As someone who has been to a few insurance company home offices, I can assure you they are anything by palaces. Sure they may have a nicely decorated reception area, and a few nice conference/board rooms (and the President and/or CEO’s office isn’t terrible) but it’s far from lavish. In fact, one of the worst bathrooms I’ve ever been in was down the hall from a training/conference room at a large and relatively well known insurer (and the conference room was nothing to get excited about).
Simply put, insurers don’t tend to waste a lot of money on administrative nonsense. In fact, when it comes to CEO’s no life insurer tops the top 100 list of CEO annual compensation according to Forbes for 2012. You’d have to go down the list all the way to number 153 to find the first major life insurer, and that’s Prudential Financial’s John Strangfeld. And since we’re talking Prudential Financial (the entire conglomeration) that’s a bit of a stretch.
If we wasn’t to find a company more focused on just insurance, we find Unum position 233, but even that’s a stretch as Unum isn’t much of a life insurer. In fact we can’t find we have to fall all the way to spot 318 before we find the CEO of a bona-fide insurance company (and one engaged in the universal life business in fact the largest issuer of the product in the US) Lincoln National—a company that site 83 spots higher on the fortune 500 list than on it’s CEO’s compensation list
This one really isn’t a myth, more of a point that builds off point #3. For some reason, some people like to pretend that there is something special about whole life insurance contracts—that some magical potion was used to make the people insured by the policies less expensive. Not true.

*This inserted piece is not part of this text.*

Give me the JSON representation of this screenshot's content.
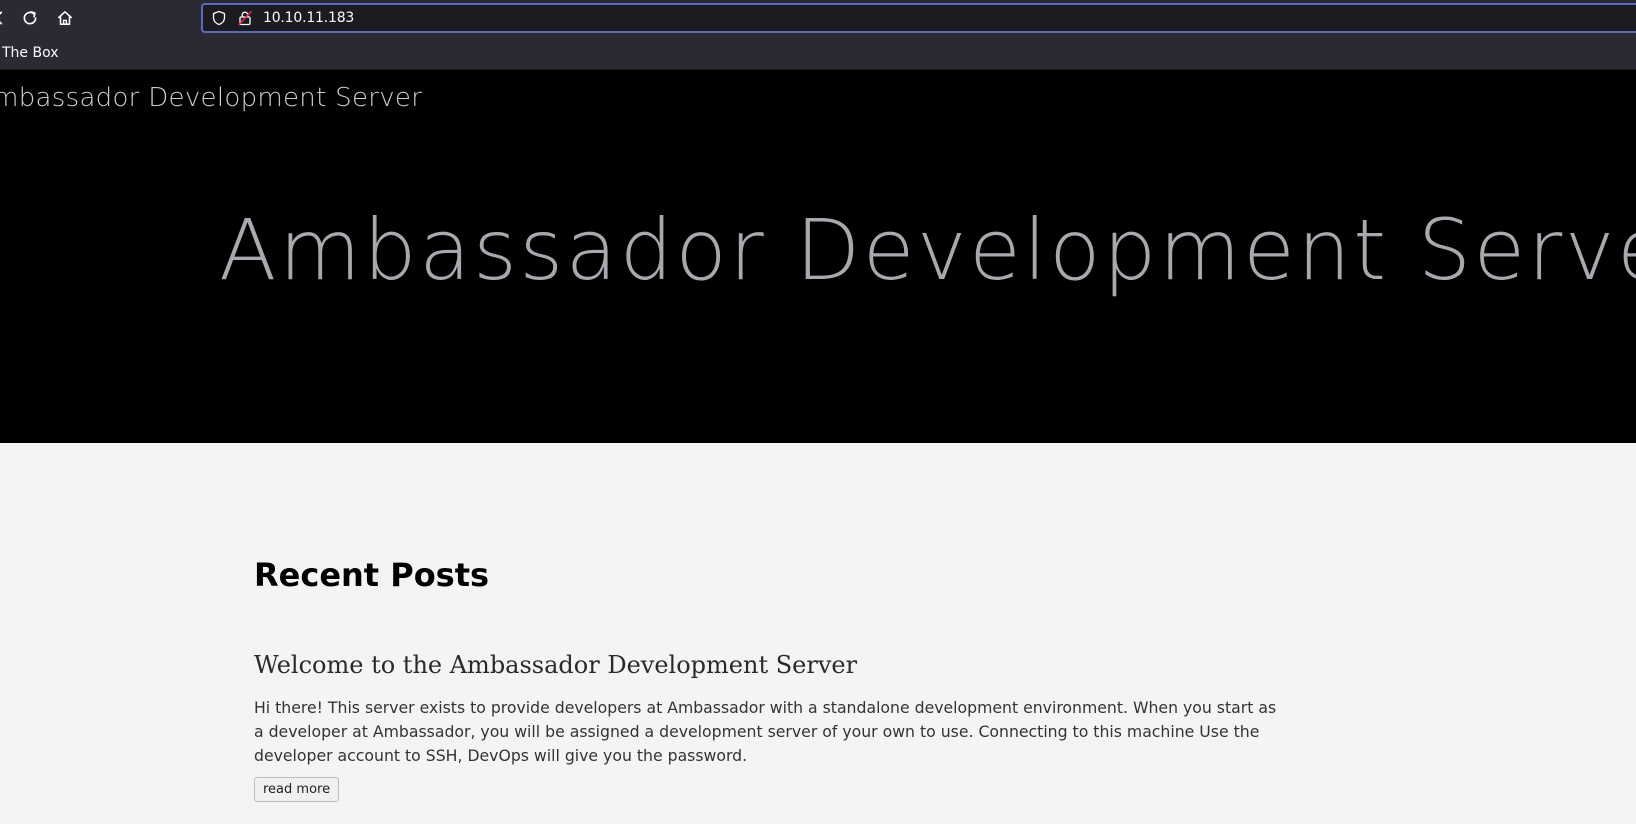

Whether an insurer is issuing a life insurance contract on an individual with whole life insurance or universal life insurance, the probability of that person’s dying is unaffected by the type of policy issued; therefore the cost of providing an amount of death benefit is no different product to product.
I bring this up to point out that, just like mutual insurers who major in the issuance of whole life insurance and love to gloat about their well managed risk and the benefit that brings to the table as dividends paid to policy holders, companies who have spent their time focusing on universal life insurance also have managed their risks extremely well and not found themselves underpricing their products.
Know this, if something were to happen that would cause a dramatic change to the cost structure of a universal life insurance contract, there is a good chance that event would affect whole life insurance as well.
Brandon launched the Insurance Pro Blog in July of 2011 as a project to de-mystify the life insurance industry. Brandon was born in Northern New England, and he currently calls VT home. He attended Syracuse University and graduated with a triple major in Economics, Public Administration, and Political Science.
IPB 107: When Interest Rates Go Up, Bonds Go Down. What Does It Mean for my Life Insurance?
IPB 105: Is Indexed Universal Life Insurance Worth it even if the Interest Rate Assumptions are Wrong?
IPB 104: You Can Just Buy Bonds: One of the Reasons Not to Buy Whole Life Insurance
IPB 103: Why Does the Life Insurance Industry Suck at Marketing?